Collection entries
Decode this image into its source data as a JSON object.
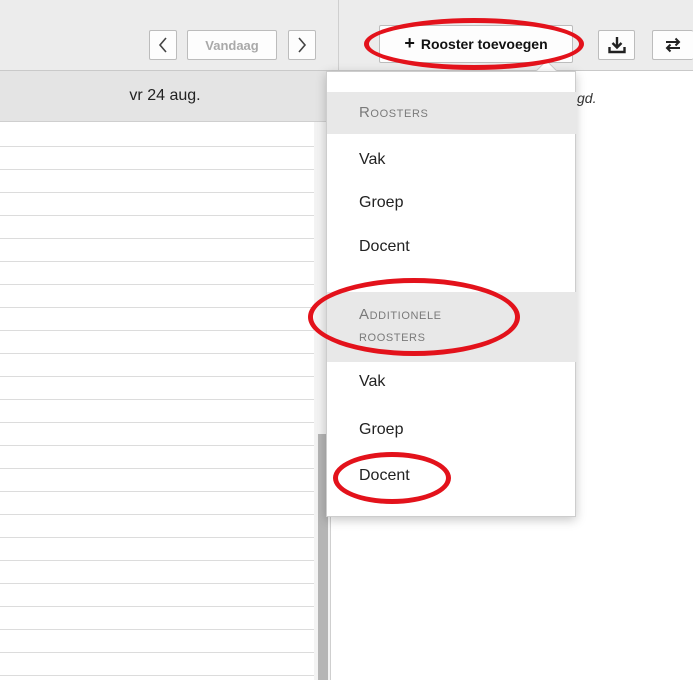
{
  "toolbar": {
    "prev_icon": "chevron-left",
    "today_label": "Vandaag",
    "next_icon": "chevron-right",
    "add_icon": "plus",
    "add_label": "Rooster toevoegen",
    "download_icon": "download",
    "swap_icon": "swap"
  },
  "calendar": {
    "day_header": "vr 24 aug.",
    "right_note": "gd."
  },
  "menu": {
    "section1": {
      "title": "Roosters",
      "items": [
        "Vak",
        "Groep",
        "Docent"
      ]
    },
    "section2": {
      "title_line1": "Additionele",
      "title_line2": "roosters",
      "items": [
        "Vak",
        "Groep",
        "Docent"
      ]
    }
  },
  "colors": {
    "annotation": "#e3121b",
    "toolbar_bg": "#ececec",
    "section_bg": "#e8e8e8"
  }
}
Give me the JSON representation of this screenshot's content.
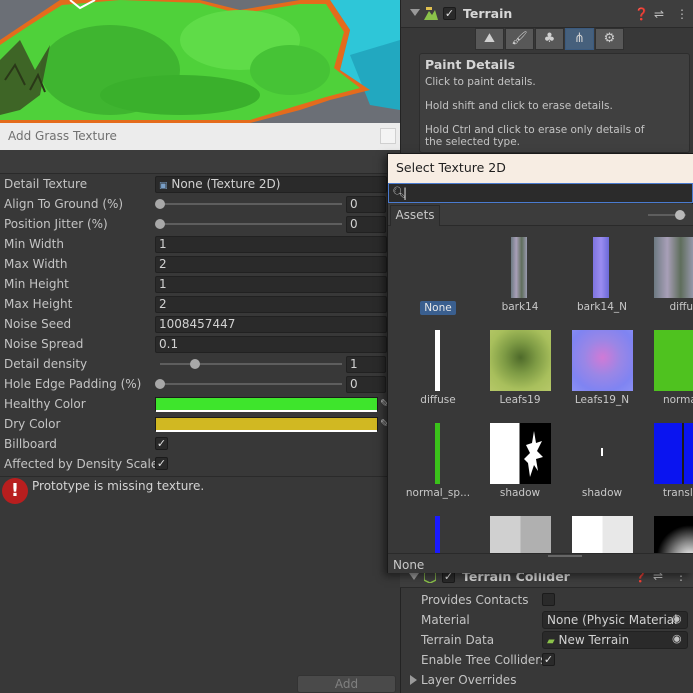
{
  "inspector": {
    "terrain_title": "Terrain",
    "paint_details": {
      "heading": "Paint Details",
      "lines": [
        "Click to paint details.",
        "Hold shift and click to erase details.",
        "Hold Ctrl and click to erase only details of the selected type."
      ]
    },
    "terrain_collider": {
      "title": "Terrain Collider",
      "props": {
        "provides_contacts": "Provides Contacts",
        "material_label": "Material",
        "material_value": "None (Physic Material",
        "terrain_data_label": "Terrain Data",
        "terrain_data_value": "New Terrain",
        "enable_tree_colliders": "Enable Tree Colliders",
        "layer_overrides": "Layer Overrides"
      }
    }
  },
  "grass_window": {
    "title": "Add Grass Texture",
    "labels": {
      "detail_texture": "Detail Texture",
      "align_to_ground": "Align To Ground (%)",
      "position_jitter": "Position Jitter (%)",
      "min_width": "Min Width",
      "max_width": "Max Width",
      "min_height": "Min Height",
      "max_height": "Max Height",
      "noise_seed": "Noise Seed",
      "noise_spread": "Noise Spread",
      "detail_density": "Detail density",
      "hole_edge_padding": "Hole Edge Padding (%)",
      "healthy_color": "Healthy Color",
      "dry_color": "Dry Color",
      "billboard": "Billboard",
      "affected_by_density_scale": "Affected by Density Scale"
    },
    "values": {
      "detail_texture": "None (Texture 2D)",
      "align_to_ground": "0",
      "position_jitter": "0",
      "min_width": "1",
      "max_width": "2",
      "min_height": "1",
      "max_height": "2",
      "noise_seed": "1008457447",
      "noise_spread": "0.1",
      "detail_density": "1",
      "hole_edge_padding": "0"
    },
    "sliders": {
      "align_to_ground": 0,
      "position_jitter": 0,
      "detail_density": 0.2,
      "hole_edge_padding": 0
    },
    "colors": {
      "healthy": "#3ee52c",
      "dry": "#d1b822"
    },
    "billboard_checked": true,
    "density_scale_checked": true,
    "error_message": "Prototype is missing texture.",
    "add_button": "Add"
  },
  "picker": {
    "title": "Select Texture 2D",
    "search_value": "",
    "tab": "Assets",
    "footer": "None",
    "items": [
      {
        "label": "None",
        "selected": true
      },
      {
        "label": "bark14"
      },
      {
        "label": "bark14_N"
      },
      {
        "label": "diffus"
      },
      {
        "label": "diffuse"
      },
      {
        "label": "Leafs19"
      },
      {
        "label": "Leafs19_N"
      },
      {
        "label": "normal_"
      },
      {
        "label": "normal_sp..."
      },
      {
        "label": "shadow"
      },
      {
        "label": "shadow"
      },
      {
        "label": "transluc"
      }
    ]
  }
}
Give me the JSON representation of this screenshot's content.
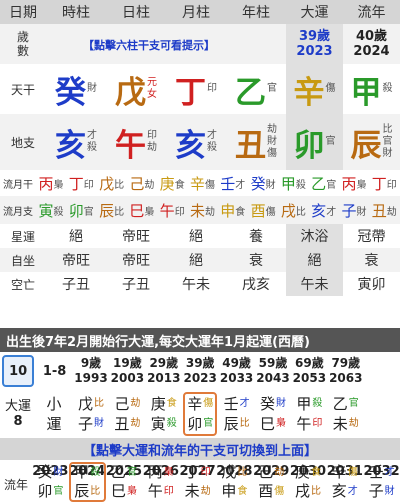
{
  "header": [
    "日期",
    "時柱",
    "日柱",
    "月柱",
    "年柱",
    "大運",
    "流年"
  ],
  "age_row": {
    "label_1": "歲",
    "label_2": "數",
    "hint": "【點擊六柱干支可看提示】",
    "dayun_age": "39歲",
    "dayun_year": "2023",
    "liunian_age": "40歲",
    "liunian_year": "2024"
  },
  "tiangan_label": "天干",
  "dizhi_label": "地支",
  "tiangan": [
    {
      "char": "癸",
      "color": "#1e3cc8",
      "cap": [
        "財",
        ""
      ]
    },
    {
      "char": "戊",
      "color": "#b86a12",
      "cap": [
        "元",
        "女"
      ],
      "cap_color": "#d02020"
    },
    {
      "char": "丁",
      "color": "#d02020",
      "cap": [
        "印",
        ""
      ]
    },
    {
      "char": "乙",
      "color": "#2a9a2a",
      "cap": [
        "官",
        ""
      ]
    },
    {
      "char": "辛",
      "color": "#c89a12",
      "cap": [
        "傷",
        ""
      ]
    },
    {
      "char": "甲",
      "color": "#2a9a2a",
      "cap": [
        "殺",
        ""
      ]
    }
  ],
  "dizhi": [
    {
      "char": "亥",
      "color": "#1e3cc8",
      "cap": [
        "才",
        "殺"
      ]
    },
    {
      "char": "午",
      "color": "#d02020",
      "cap": [
        "印",
        "劫"
      ]
    },
    {
      "char": "亥",
      "color": "#1e3cc8",
      "cap": [
        "才",
        "殺"
      ]
    },
    {
      "char": "丑",
      "color": "#b86a12",
      "cap": [
        "劫",
        "財",
        "傷"
      ]
    },
    {
      "char": "卯",
      "color": "#2a9a2a",
      "cap": [
        "官"
      ]
    },
    {
      "char": "辰",
      "color": "#b86a12",
      "cap": [
        "比",
        "官",
        "財"
      ]
    }
  ],
  "liuyue_label": "流月干",
  "liuyue_gan": [
    [
      "丙",
      "梟"
    ],
    [
      "丁",
      "印"
    ],
    [
      "戊",
      "比"
    ],
    [
      "己",
      "劫"
    ],
    [
      "庚",
      "食"
    ],
    [
      "辛",
      "傷"
    ],
    [
      "壬",
      "才"
    ],
    [
      "癸",
      "財"
    ],
    [
      "甲",
      "殺"
    ],
    [
      "乙",
      "官"
    ],
    [
      "丙",
      "梟"
    ],
    [
      "丁",
      "印"
    ]
  ],
  "liuyue_zhi_label": "流月支",
  "liuyue_zhi": [
    [
      "寅",
      "殺"
    ],
    [
      "卯",
      "官"
    ],
    [
      "辰",
      "比"
    ],
    [
      "巳",
      "梟"
    ],
    [
      "午",
      "印"
    ],
    [
      "未",
      "劫"
    ],
    [
      "申",
      "食"
    ],
    [
      "酉",
      "傷"
    ],
    [
      "戌",
      "比"
    ],
    [
      "亥",
      "才"
    ],
    [
      "子",
      "財"
    ],
    [
      "丑",
      "劫"
    ]
  ],
  "xingyun": {
    "label": "星運",
    "vals": [
      "絕",
      "帝旺",
      "絕",
      "養",
      "沐浴",
      "冠帶"
    ]
  },
  "zizuo": {
    "label": "自坐",
    "vals": [
      "帝旺",
      "帝旺",
      "絕",
      "衰",
      "絕",
      "衰"
    ]
  },
  "kongwang": {
    "label": "空亡",
    "vals": [
      "子丑",
      "子丑",
      "午未",
      "戌亥",
      "午未",
      "寅卯"
    ]
  },
  "banner": "出生後7年2月開始行大運,每交大運年1月起運(西曆)",
  "dayun_ages": [
    {
      "age": "10",
      "year": ""
    },
    {
      "age": "1-8",
      "year": ""
    },
    {
      "age": "9歲",
      "year": "1993"
    },
    {
      "age": "19歲",
      "year": "2003"
    },
    {
      "age": "29歲",
      "year": "2013"
    },
    {
      "age": "39歲",
      "year": "2023"
    },
    {
      "age": "49歲",
      "year": "2033"
    },
    {
      "age": "59歲",
      "year": "2043"
    },
    {
      "age": "69歲",
      "year": "2053"
    },
    {
      "age": "79歲",
      "year": "2063"
    }
  ],
  "dayun_label": [
    "大運",
    "8"
  ],
  "xiaoyun": [
    "小",
    "運"
  ],
  "dayun_gz": [
    [
      [
        "戊",
        "比"
      ],
      [
        "子",
        "財"
      ]
    ],
    [
      [
        "己",
        "劫"
      ],
      [
        "丑",
        "劫"
      ]
    ],
    [
      [
        "庚",
        "食"
      ],
      [
        "寅",
        "殺"
      ]
    ],
    [
      [
        "辛",
        "傷"
      ],
      [
        "卯",
        "官"
      ]
    ],
    [
      [
        "壬",
        "才"
      ],
      [
        "辰",
        "比"
      ]
    ],
    [
      [
        "癸",
        "財"
      ],
      [
        "巳",
        "梟"
      ]
    ],
    [
      [
        "甲",
        "殺"
      ],
      [
        "午",
        "印"
      ]
    ],
    [
      [
        "乙",
        "官"
      ],
      [
        "未",
        "劫"
      ]
    ]
  ],
  "hint2": "【點擊大運和流年的干支可切換到上面】",
  "liunian_years": [
    "2023",
    "2024",
    "2025",
    "2026",
    "2027",
    "2028",
    "2029",
    "2030",
    "2031",
    "2032"
  ],
  "liunian_label": "流年",
  "liunian_gz": [
    [
      [
        "癸",
        "財"
      ],
      [
        "卯",
        "官"
      ]
    ],
    [
      [
        "甲",
        "殺"
      ],
      [
        "辰",
        "比"
      ]
    ],
    [
      [
        "乙",
        "官"
      ],
      [
        "巳",
        "梟"
      ]
    ],
    [
      [
        "丙",
        "梟"
      ],
      [
        "午",
        "印"
      ]
    ],
    [
      [
        "丁",
        "印"
      ],
      [
        "未",
        "劫"
      ]
    ],
    [
      [
        "戊",
        "比"
      ],
      [
        "申",
        "食"
      ]
    ],
    [
      [
        "己",
        "劫"
      ],
      [
        "酉",
        "傷"
      ]
    ],
    [
      [
        "庚",
        "食"
      ],
      [
        "戌",
        "比"
      ]
    ],
    [
      [
        "辛",
        "傷"
      ],
      [
        "亥",
        "才"
      ]
    ],
    [
      [
        "壬",
        "才"
      ],
      [
        "子",
        "財"
      ]
    ]
  ],
  "colors": {
    "wood": "#2a9a2a",
    "fire": "#d02020",
    "earth": "#b86a12",
    "metal": "#c89a12",
    "water": "#1e3cc8"
  }
}
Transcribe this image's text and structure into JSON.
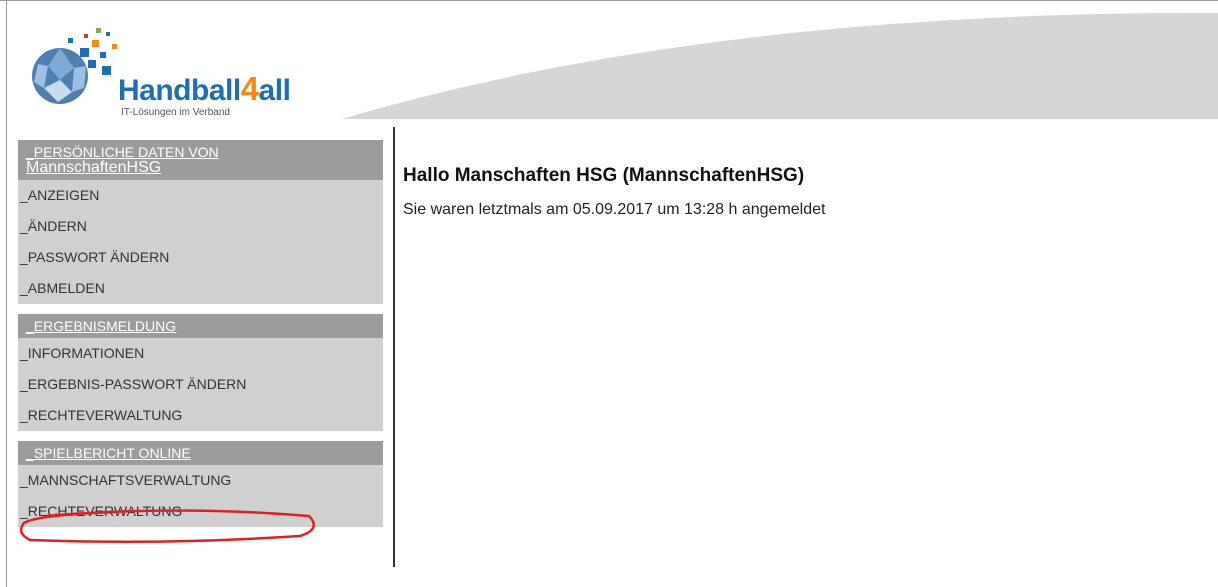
{
  "brand": {
    "name_part1": "Handball",
    "name_part2": "4",
    "name_part3": "all",
    "tagline": "IT-Lösungen im Verband",
    "colors": {
      "blue": "#1f6eb3",
      "orange": "#f28a14",
      "menu_header": "#9c9c9c",
      "menu_bg": "#d0d0d0",
      "annotation": "#e02020"
    }
  },
  "sidebar": {
    "groups": [
      {
        "title": "_PERSÖNLICHE DATEN VON",
        "username": "MannschaftenHSG",
        "items": [
          "_ANZEIGEN",
          "_ÄNDERN",
          "_PASSWORT ÄNDERN",
          "_ABMELDEN"
        ]
      },
      {
        "title": "_ERGEBNISMELDUNG",
        "items": [
          "_INFORMATIONEN",
          "_ERGEBNIS-PASSWORT ÄNDERN",
          "_RECHTEVERWALTUNG"
        ]
      },
      {
        "title": "_SPIELBERICHT ONLINE",
        "items": [
          "_MANNSCHAFTSVERWALTUNG",
          "_RECHTEVERWALTUNG"
        ]
      }
    ]
  },
  "main": {
    "greeting": "Hallo Manschaften HSG (MannschaftenHSG)",
    "last_login": "Sie waren letztmals am 05.09.2017 um 13:28 h angemeldet"
  }
}
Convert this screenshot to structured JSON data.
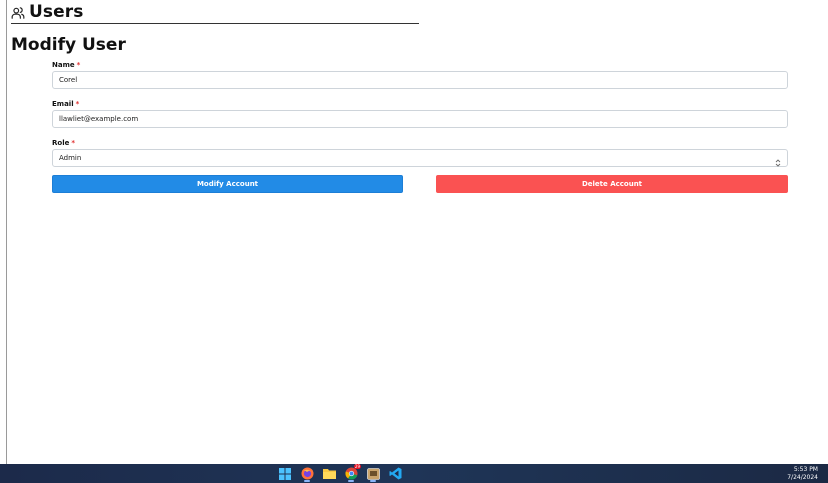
{
  "header": {
    "title": "Users",
    "icon": "users-icon"
  },
  "page_title": "Modify User",
  "form": {
    "name": {
      "label": "Name",
      "required_mark": "*",
      "value": "Corel"
    },
    "email": {
      "label": "Email",
      "required_mark": "*",
      "value": "llawliet@example.com"
    },
    "role": {
      "label": "Role",
      "required_mark": "*",
      "selected": "Admin"
    }
  },
  "actions": {
    "modify_label": "Modify Account",
    "delete_label": "Delete Account"
  },
  "colors": {
    "primary": "#228be6",
    "danger": "#fa5252",
    "required": "#e03131"
  },
  "taskbar": {
    "icons": [
      "windows-start-icon",
      "firefox-icon",
      "file-explorer-icon",
      "chrome-icon",
      "app-icon",
      "vscode-icon"
    ],
    "notification_badge": "29",
    "time": "5:53 PM",
    "date": "7/24/2024"
  }
}
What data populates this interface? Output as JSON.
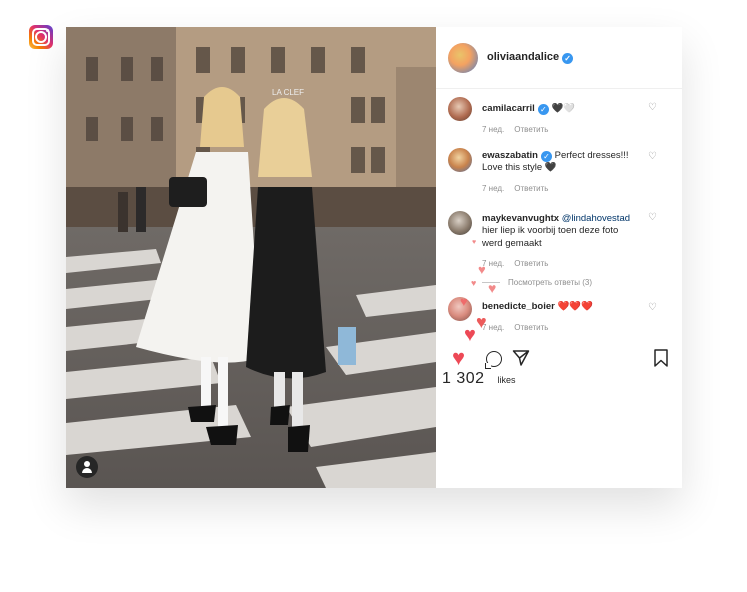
{
  "post": {
    "username": "oliviaandalice",
    "verified_mark": "✓",
    "storefront_sign": "LA CLEF"
  },
  "comments": [
    {
      "user": "camilacarril",
      "text": "🖤🤍",
      "time": "7 нед.",
      "reply": "Ответить"
    },
    {
      "user": "ewaszabatin",
      "text": "Perfect dresses!!! Love this style 🖤",
      "time": "7 нед.",
      "reply": "Ответить"
    },
    {
      "user": "maykevanvughtx",
      "mention": "@lindahovestad",
      "text": "hier liep ik voorbij toen deze foto werd gemaakt",
      "time": "7 нед.",
      "reply": "Ответить",
      "view_replies": "Посмотреть ответы (3)"
    },
    {
      "user": "benedicte_boier",
      "text": "❤️❤️❤️",
      "time": "7 нед.",
      "reply": "Ответить"
    }
  ],
  "actions": {
    "like_icon": "heart-filled-icon",
    "comment_icon": "comment-icon",
    "share_icon": "paper-plane-icon",
    "save_icon": "bookmark-icon",
    "likes_count": "1 302",
    "likes_label": "likes"
  },
  "colors": {
    "like_red": "#ed4956",
    "verified_blue": "#3897f0",
    "floating_heart": "#f28a8a"
  }
}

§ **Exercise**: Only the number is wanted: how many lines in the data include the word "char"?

§ **Answer box**: 12